-------- Data supplied --------
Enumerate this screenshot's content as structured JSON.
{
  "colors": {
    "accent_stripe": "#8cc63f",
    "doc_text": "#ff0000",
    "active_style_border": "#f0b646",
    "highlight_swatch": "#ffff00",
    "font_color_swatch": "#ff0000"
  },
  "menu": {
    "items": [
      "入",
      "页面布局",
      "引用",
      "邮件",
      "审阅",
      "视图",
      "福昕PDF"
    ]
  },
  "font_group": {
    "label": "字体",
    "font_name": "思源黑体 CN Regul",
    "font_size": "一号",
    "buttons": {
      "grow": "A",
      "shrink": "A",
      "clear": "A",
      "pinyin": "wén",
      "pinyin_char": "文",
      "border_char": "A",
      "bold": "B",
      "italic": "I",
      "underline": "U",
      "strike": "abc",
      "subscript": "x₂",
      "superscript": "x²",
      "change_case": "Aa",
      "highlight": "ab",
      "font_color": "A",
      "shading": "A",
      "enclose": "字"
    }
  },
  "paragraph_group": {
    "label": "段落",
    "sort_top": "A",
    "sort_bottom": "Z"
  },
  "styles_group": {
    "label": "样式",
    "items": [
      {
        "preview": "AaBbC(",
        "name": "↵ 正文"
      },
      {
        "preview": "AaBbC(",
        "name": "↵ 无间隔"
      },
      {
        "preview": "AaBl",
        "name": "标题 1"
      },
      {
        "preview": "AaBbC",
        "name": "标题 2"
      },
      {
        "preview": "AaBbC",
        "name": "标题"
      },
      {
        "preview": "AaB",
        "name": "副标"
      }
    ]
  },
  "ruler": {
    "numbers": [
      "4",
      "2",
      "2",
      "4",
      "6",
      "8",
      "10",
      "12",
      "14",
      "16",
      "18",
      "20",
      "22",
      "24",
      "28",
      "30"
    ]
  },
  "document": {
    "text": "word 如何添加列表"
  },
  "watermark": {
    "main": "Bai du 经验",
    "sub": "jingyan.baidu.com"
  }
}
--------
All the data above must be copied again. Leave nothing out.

Enumerate this screenshot's content as structured JSON.
{
  "colors": {
    "accent_stripe": "#8cc63f",
    "doc_text": "#ff0000",
    "active_style_border": "#f0b646",
    "highlight_swatch": "#ffff00",
    "font_color_swatch": "#ff0000"
  },
  "menu": {
    "items": [
      "入",
      "页面布局",
      "引用",
      "邮件",
      "审阅",
      "视图",
      "福昕PDF"
    ]
  },
  "font_group": {
    "label": "字体",
    "font_name": "思源黑体 CN Regul",
    "font_size": "一号",
    "buttons": {
      "grow": "A",
      "shrink": "A",
      "clear": "A",
      "pinyin": "wén",
      "pinyin_char": "文",
      "border_char": "A",
      "bold": "B",
      "italic": "I",
      "underline": "U",
      "strike": "abc",
      "subscript": "x₂",
      "superscript": "x²",
      "change_case": "Aa",
      "highlight": "ab",
      "font_color": "A",
      "shading": "A",
      "enclose": "字"
    }
  },
  "paragraph_group": {
    "label": "段落",
    "sort_top": "A",
    "sort_bottom": "Z"
  },
  "styles_group": {
    "label": "样式",
    "items": [
      {
        "preview": "AaBbC(",
        "name": "↵ 正文"
      },
      {
        "preview": "AaBbC(",
        "name": "↵ 无间隔"
      },
      {
        "preview": "AaBl",
        "name": "标题 1"
      },
      {
        "preview": "AaBbC",
        "name": "标题 2"
      },
      {
        "preview": "AaBbC",
        "name": "标题"
      },
      {
        "preview": "AaB",
        "name": "副标"
      }
    ]
  },
  "ruler": {
    "numbers": [
      "4",
      "2",
      "2",
      "4",
      "6",
      "8",
      "10",
      "12",
      "14",
      "16",
      "18",
      "20",
      "22",
      "24",
      "28",
      "30"
    ]
  },
  "document": {
    "text": "word 如何添加列表"
  },
  "watermark": {
    "main": "Bai du 经验",
    "sub": "jingyan.baidu.com"
  }
}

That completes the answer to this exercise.